SOME LEADING BUSINESS SCHOOLS HAVE SIGNIFICANTLY BOOSTED FEMALE MBA ENROLLMENT
For years, business schools have struggled to increase enrollment of women in MBA programs. Typically, women MBAs constitute little more than a third of the enrolled students in many leading full-time MBA programs compared to nearly half in both law and med schools. But a few schools have made significant progress in admitting larger percentage of women in recent years.
Some 50 years after women were first admitted to its full-time MBA program, Harvard Business School welcomed an unprecedented number of women to its Class of 2014: some 40% of the incoming 925 MBA students, up from the previous year’s record 39% and the total of 36% in the Class of 2012. The latest entering class at Wharton is composed of 42% women. At Darden, women make up only 30% of the Class of 2015.
Bruner says that convincing more women to go to business school would benefit everyone. “Increasing the representation of women in business school programs would enhance the educational experience of both men and women,” he wrote. “Achieving this is constrained by the small numbers and proportion of women seeking education in business.
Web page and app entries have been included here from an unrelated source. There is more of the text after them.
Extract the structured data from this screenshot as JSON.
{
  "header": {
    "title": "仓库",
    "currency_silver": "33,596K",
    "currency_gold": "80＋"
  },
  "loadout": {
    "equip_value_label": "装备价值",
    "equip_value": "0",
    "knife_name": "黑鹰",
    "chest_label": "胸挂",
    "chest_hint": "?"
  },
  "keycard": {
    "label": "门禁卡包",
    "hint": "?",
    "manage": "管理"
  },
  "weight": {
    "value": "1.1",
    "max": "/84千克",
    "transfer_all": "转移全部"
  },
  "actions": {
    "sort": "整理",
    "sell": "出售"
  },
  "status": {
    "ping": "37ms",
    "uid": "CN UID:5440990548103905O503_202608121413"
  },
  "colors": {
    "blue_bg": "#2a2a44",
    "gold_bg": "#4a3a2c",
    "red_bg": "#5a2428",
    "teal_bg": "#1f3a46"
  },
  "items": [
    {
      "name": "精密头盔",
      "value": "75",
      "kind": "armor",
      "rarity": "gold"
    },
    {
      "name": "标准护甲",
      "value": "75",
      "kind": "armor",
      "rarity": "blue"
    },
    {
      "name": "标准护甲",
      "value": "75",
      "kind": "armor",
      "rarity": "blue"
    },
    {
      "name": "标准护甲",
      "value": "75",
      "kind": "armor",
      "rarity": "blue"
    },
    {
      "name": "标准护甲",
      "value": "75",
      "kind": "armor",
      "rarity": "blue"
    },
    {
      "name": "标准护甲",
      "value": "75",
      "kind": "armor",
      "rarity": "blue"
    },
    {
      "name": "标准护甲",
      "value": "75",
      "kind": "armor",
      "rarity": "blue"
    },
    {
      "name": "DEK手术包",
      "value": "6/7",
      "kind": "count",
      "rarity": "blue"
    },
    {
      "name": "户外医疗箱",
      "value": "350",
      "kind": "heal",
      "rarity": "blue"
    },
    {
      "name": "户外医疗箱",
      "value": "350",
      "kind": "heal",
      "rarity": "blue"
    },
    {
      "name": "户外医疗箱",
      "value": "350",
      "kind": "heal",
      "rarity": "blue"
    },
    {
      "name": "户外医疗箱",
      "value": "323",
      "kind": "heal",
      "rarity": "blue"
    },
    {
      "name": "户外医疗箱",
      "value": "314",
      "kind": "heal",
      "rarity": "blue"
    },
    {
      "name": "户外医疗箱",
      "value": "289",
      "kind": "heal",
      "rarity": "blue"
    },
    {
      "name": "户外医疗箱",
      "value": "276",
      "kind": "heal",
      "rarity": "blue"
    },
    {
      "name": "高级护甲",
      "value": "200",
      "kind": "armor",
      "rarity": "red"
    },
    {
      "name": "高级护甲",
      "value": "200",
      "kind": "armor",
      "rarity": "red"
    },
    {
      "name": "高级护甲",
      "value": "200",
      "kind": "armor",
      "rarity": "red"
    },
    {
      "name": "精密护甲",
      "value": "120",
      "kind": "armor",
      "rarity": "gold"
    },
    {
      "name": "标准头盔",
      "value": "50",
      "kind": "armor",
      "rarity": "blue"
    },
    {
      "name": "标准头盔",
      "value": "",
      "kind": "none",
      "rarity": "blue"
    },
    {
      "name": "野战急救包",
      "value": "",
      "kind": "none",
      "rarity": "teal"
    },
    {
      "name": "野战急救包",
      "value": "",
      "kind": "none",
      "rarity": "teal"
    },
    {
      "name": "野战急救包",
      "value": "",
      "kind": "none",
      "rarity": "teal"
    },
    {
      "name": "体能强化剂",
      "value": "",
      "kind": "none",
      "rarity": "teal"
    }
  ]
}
Therefore a priority should be to increase the pool of qualified applicants.”
HOW TO GET MORE WOMEN TO GO TO BUSINESS SCHOOL
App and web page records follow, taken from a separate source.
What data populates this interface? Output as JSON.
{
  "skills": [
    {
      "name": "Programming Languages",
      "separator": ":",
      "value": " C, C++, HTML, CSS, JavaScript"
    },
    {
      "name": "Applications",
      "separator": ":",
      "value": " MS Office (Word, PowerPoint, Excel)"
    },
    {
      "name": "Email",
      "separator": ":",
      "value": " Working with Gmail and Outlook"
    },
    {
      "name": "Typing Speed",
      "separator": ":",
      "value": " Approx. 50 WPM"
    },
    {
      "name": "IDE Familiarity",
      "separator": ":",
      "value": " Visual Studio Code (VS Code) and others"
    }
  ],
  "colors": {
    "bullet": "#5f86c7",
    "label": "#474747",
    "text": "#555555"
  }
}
He spelled out a list of actions he believes are necessary to get more women MBAs in the pipeline:
▪Improve K-12 education to promote entry into, and graduation from, undergraduate programs.
▪Intensify outreach from undergraduate and graduate business schools to undergraduate students.
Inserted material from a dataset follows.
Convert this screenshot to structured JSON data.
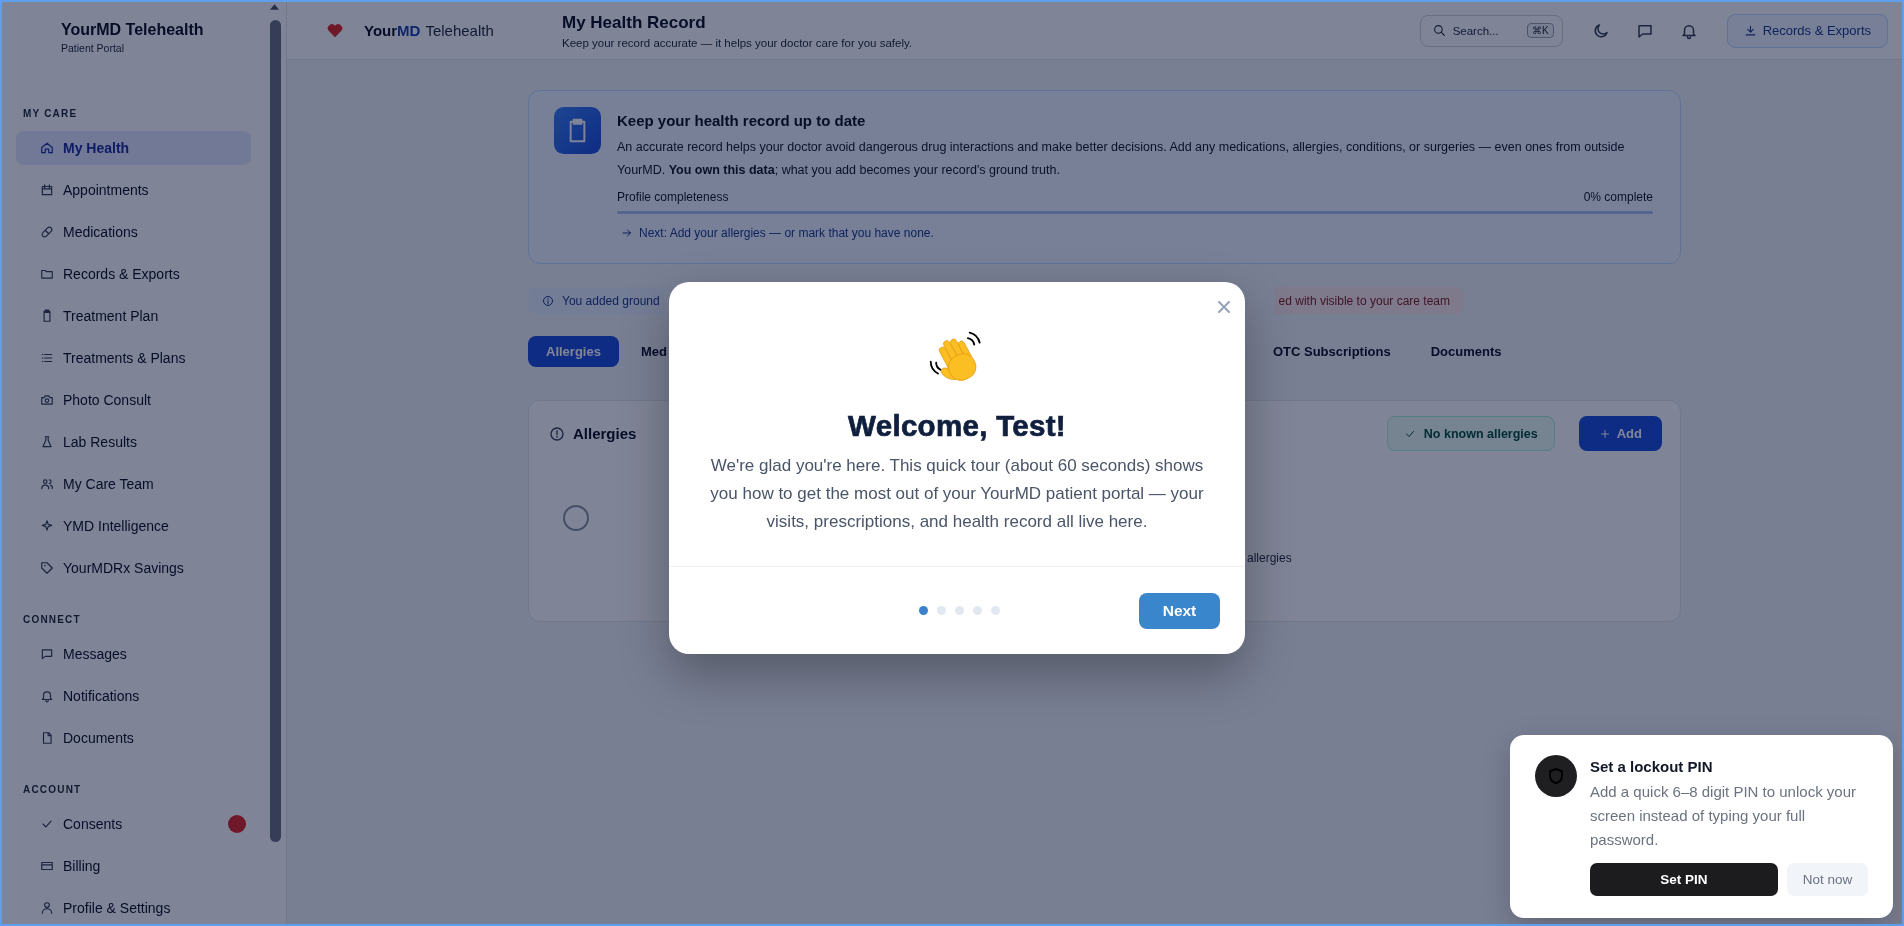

▪Expand public and private financial aid for women students.
▪Promote programs that help undergraduate women transition into business careers. These include short certificate programs and one-year “Masters in Management” programs to be taken immediately after undergraduate school.
▪Relax H1-B visa requirements for international women seeking to work in the U.S. upon graduation from MBA programs.
“Our experience at Darden shows that even modest increases in the enrollment of women can have a transformational impact on the character and culture of the educational program,” Bruner added. “Greater representation of women in classrooms, learning teams, and project groups changes the conversation: richer, more diverse, and greater respect for differences. Students (women and men) report higher levels of satisfaction with the learning experience. Faculty report better classroom and team results. And corporate recruiters report greater satisfaction with the pool of talent they encounter. The experience at Darden is confirmed by empirical research elsewhere, some of which was offered as background reading to this meeting.”